A smart city is a city where humans, trees, birds and other animals can grow with all their glories, imperfections, freedom, and creativity. They are not just cities of technology but cities of love, life, beauty, dignity, freedom and equality.
– Amit Ray, Indian author
There has been a lot said about smart cities in the media over the last few years. Nowadays these ‘Smart’ words keep cropping up more frequently.
It all sounds very catchy and appealing. The best part is some of us common folk are also beginning to use it in everyday communication. However, sometimes I wonder if many of us fully understand and know what the words ‘Smart Cities’ actually means?
I certainly did not know until I started reading about it in the press. Over some time, I have gleaned more details and acquired a basic understanding of its precepts and concepts.
So, what exactly is a smart city and in what way is it different from a normal city? Apparently, it relates to cities that utilise various aspects information technology and artificial intelligence software as the means of managing many aspects of managing and administering the whole city or at least aspects of it, such as communications, transport and facilities.
IBM summarises it well with their definition of a smart city as, where technology is used to create systems that are “instrumented, interconnected and intelligent”.
Due to priorities, budgets or otherwise, every city usually plans, implements or adapts the technology to their own requirements.
It would be good if all Sarawkians can start having a better basic understanding of the smart city concept. This would enable us to have a good start so that we can all in one way or another, no matter small or big, contribute towards achieving it.
There are various characteristics of a smart city. The following are just some brief examples with outlines.
One such smart city concept relates to smart data. Most cities compile huge volumes of data. However, due to the lack of analytical tools we are not able to utilise the data as useful information. With the implementation of information technology and artificial intelligence tools, a smart city can analyse a large amount of data quickly and provide useful information to the authorities or its people.
It is nowadays used for predictive analysis to improve decision making and identify the viability of future projects such as road networks, schools, hospitals etc. The possibilities are limitless.
Yet another aspect is ‘smart energy’. This can be applied to buildings, either residential or commercial.

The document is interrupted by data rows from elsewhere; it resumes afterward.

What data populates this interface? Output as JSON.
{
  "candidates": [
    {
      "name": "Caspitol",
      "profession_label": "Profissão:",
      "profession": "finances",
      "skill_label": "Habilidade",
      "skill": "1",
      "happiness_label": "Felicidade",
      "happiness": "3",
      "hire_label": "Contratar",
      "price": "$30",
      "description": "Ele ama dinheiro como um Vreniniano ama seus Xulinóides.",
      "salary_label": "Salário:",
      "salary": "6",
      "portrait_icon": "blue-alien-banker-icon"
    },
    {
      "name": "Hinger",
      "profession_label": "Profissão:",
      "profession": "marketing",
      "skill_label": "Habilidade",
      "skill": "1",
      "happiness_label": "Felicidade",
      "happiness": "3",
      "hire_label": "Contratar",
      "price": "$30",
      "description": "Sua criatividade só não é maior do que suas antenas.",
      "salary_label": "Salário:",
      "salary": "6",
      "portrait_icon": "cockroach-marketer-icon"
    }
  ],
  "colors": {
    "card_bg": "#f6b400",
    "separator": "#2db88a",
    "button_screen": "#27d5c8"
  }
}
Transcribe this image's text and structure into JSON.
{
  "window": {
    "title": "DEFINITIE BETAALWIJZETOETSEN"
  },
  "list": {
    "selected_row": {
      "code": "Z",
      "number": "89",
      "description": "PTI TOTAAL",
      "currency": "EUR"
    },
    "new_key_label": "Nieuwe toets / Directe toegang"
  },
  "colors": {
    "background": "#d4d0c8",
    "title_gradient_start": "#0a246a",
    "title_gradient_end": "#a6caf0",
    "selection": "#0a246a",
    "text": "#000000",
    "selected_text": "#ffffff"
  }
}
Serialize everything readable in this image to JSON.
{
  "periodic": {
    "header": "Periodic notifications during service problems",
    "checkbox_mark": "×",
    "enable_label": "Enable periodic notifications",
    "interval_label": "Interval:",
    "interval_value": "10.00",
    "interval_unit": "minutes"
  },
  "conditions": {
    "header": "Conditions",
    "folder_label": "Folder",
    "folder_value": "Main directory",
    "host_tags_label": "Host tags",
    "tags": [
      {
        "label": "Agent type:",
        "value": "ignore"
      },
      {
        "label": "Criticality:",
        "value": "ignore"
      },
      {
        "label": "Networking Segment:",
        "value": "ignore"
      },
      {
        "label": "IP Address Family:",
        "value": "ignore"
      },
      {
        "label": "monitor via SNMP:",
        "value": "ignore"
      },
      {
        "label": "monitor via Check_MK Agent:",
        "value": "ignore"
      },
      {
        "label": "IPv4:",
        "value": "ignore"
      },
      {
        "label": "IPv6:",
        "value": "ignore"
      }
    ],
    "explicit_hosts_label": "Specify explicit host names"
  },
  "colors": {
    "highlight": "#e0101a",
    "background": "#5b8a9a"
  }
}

These systems can help analyse the use of energy to ensure cost-effectiveness. The Miri City hall currently under construction will have elements of this incorporated into its construction.
Smart streetlights are also part of a smart city. Networked LED street lights can help a city drastically cut its electric bills. Smart meters can also be installed in homes.
The connectivity of IoT devices to integrate sensors to compile and analyse data is a key part of a smart city as well. This allows the quick use of information between multiple systems in real-time and can lead to the minimisation of unintended incidences. The key here is having reliable systems with reliable people.
In Sarawak, for the first time, we have a fully-fledged Ministry of Transport. This is a good time to introduce smart transport. I am sure the newly minted minister will be looking into introducing systems that reduce vehicle traffic jams and facilitates the transport of goods and people. Implementation of a smart transport system can lead to reduced road accidents.
Other benefits would be the reduction of pollution levels due to lack of congestions and faster transportation routes.
The above are just a small flavour of ‘smart’ concepts. However, with all these smart initiatives it is important that all the people involved along the entire process chain are also smart. This is to ensure effective implementation of these exciting and important plans for Sarawak.
Total commitment, dedication, hard work and focus would be required. Otherwise, all the efforts of all smart government initiatives, high-performance teams and grand designs will have a minimum impact and worse still, none or only a few might see the benefits.
Ultimately, however, in the drive towards the introduction of all these ‘smart’ concepts, if our rubbish collection, drains and grass cutting does not improve, it all comes to nought.
Let’s make sure the irritating details that infuriate people are also attended to. Perhaps these smart concepts should be utilised in these areas first. This will go a very long way to make for a happy society.
But back to the ‘smart city’. These opportunities and platforms that our Chief Minister has stressed many times should be understood and taken up by individuals and the private sector and maximised to the full.
Ultimately if all the stakeholders work together, we all in Sarawak will gain from the fruits of these ‘smart’ initiatives.